START Given records
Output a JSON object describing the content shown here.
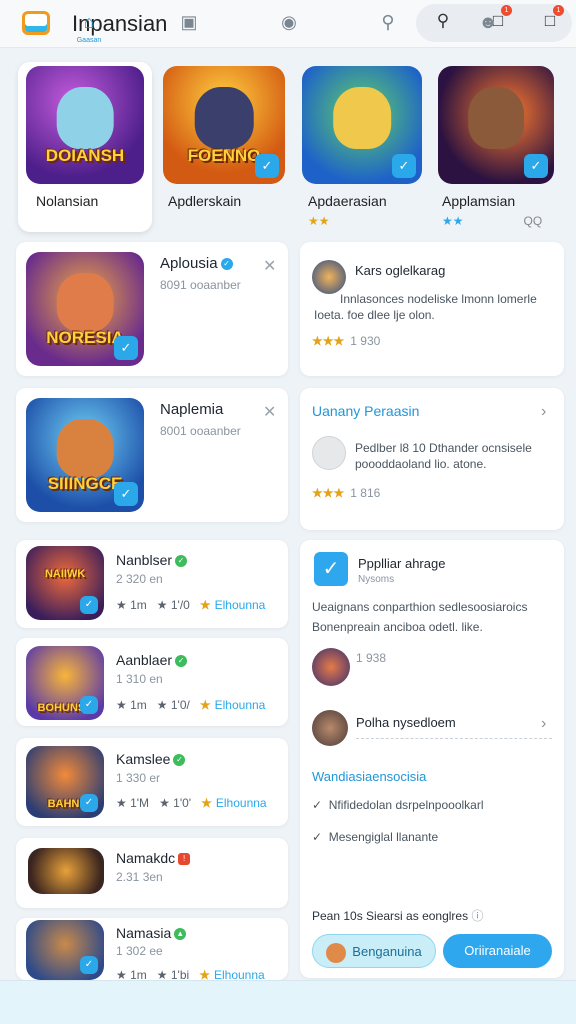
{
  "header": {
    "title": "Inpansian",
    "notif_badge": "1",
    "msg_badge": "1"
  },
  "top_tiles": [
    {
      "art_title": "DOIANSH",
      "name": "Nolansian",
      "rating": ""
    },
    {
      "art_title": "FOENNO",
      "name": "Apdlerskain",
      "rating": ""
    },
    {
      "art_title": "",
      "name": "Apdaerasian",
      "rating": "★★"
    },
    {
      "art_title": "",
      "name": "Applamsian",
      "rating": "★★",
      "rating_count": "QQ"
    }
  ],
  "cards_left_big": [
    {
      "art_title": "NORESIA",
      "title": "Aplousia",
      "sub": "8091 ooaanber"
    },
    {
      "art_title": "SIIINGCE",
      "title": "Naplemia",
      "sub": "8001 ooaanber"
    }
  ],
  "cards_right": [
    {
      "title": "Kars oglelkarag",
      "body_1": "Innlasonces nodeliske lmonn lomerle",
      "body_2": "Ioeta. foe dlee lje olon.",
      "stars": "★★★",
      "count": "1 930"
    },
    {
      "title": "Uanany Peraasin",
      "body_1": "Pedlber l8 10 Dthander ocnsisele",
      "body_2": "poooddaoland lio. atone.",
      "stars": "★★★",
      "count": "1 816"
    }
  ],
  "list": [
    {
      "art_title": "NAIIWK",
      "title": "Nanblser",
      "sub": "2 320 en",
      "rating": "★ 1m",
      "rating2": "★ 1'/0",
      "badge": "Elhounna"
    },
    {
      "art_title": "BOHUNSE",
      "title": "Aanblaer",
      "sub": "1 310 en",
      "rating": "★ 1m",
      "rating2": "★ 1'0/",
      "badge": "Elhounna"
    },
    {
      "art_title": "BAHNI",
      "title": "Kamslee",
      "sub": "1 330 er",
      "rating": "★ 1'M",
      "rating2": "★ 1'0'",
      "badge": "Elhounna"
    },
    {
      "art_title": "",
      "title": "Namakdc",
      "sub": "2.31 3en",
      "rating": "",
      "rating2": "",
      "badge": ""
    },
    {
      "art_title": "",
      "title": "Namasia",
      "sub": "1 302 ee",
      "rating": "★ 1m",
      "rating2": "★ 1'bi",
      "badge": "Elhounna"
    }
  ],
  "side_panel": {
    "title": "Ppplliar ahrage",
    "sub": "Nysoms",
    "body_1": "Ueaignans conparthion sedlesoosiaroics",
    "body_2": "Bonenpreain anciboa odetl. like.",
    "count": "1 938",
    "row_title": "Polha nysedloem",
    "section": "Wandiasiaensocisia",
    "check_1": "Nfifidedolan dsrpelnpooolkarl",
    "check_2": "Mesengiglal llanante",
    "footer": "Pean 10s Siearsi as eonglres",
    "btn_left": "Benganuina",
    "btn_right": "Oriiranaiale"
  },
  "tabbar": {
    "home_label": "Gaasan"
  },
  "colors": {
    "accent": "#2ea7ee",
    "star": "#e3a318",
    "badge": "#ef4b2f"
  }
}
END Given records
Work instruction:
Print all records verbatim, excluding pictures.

Answer to this exercise:
Output a JSON object describing the content shown here.
{
  "header": {
    "title": "Inpansian",
    "notif_badge": "1",
    "msg_badge": "1"
  },
  "top_tiles": [
    {
      "art_title": "DOIANSH",
      "name": "Nolansian",
      "rating": ""
    },
    {
      "art_title": "FOENNO",
      "name": "Apdlerskain",
      "rating": ""
    },
    {
      "art_title": "",
      "name": "Apdaerasian",
      "rating": "★★"
    },
    {
      "art_title": "",
      "name": "Applamsian",
      "rating": "★★",
      "rating_count": "QQ"
    }
  ],
  "cards_left_big": [
    {
      "art_title": "NORESIA",
      "title": "Aplousia",
      "sub": "8091 ooaanber"
    },
    {
      "art_title": "SIIINGCE",
      "title": "Naplemia",
      "sub": "8001 ooaanber"
    }
  ],
  "cards_right": [
    {
      "title": "Kars oglelkarag",
      "body_1": "Innlasonces nodeliske lmonn lomerle",
      "body_2": "Ioeta. foe dlee lje olon.",
      "stars": "★★★",
      "count": "1 930"
    },
    {
      "title": "Uanany Peraasin",
      "body_1": "Pedlber l8 10 Dthander ocnsisele",
      "body_2": "poooddaoland lio. atone.",
      "stars": "★★★",
      "count": "1 816"
    }
  ],
  "list": [
    {
      "art_title": "NAIIWK",
      "title": "Nanblser",
      "sub": "2 320 en",
      "rating": "★ 1m",
      "rating2": "★ 1'/0",
      "badge": "Elhounna"
    },
    {
      "art_title": "BOHUNSE",
      "title": "Aanblaer",
      "sub": "1 310 en",
      "rating": "★ 1m",
      "rating2": "★ 1'0/",
      "badge": "Elhounna"
    },
    {
      "art_title": "BAHNI",
      "title": "Kamslee",
      "sub": "1 330 er",
      "rating": "★ 1'M",
      "rating2": "★ 1'0'",
      "badge": "Elhounna"
    },
    {
      "art_title": "",
      "title": "Namakdc",
      "sub": "2.31 3en",
      "rating": "",
      "rating2": "",
      "badge": ""
    },
    {
      "art_title": "",
      "title": "Namasia",
      "sub": "1 302 ee",
      "rating": "★ 1m",
      "rating2": "★ 1'bi",
      "badge": "Elhounna"
    }
  ],
  "side_panel": {
    "title": "Ppplliar ahrage",
    "sub": "Nysoms",
    "body_1": "Ueaignans conparthion sedlesoosiaroics",
    "body_2": "Bonenpreain anciboa odetl. like.",
    "count": "1 938",
    "row_title": "Polha nysedloem",
    "section": "Wandiasiaensocisia",
    "check_1": "Nfifidedolan dsrpelnpooolkarl",
    "check_2": "Mesengiglal llanante",
    "footer": "Pean 10s Siearsi as eonglres",
    "btn_left": "Benganuina",
    "btn_right": "Oriiranaiale"
  },
  "tabbar": {
    "home_label": "Gaasan"
  },
  "colors": {
    "accent": "#2ea7ee",
    "star": "#e3a318",
    "badge": "#ef4b2f"
  }
}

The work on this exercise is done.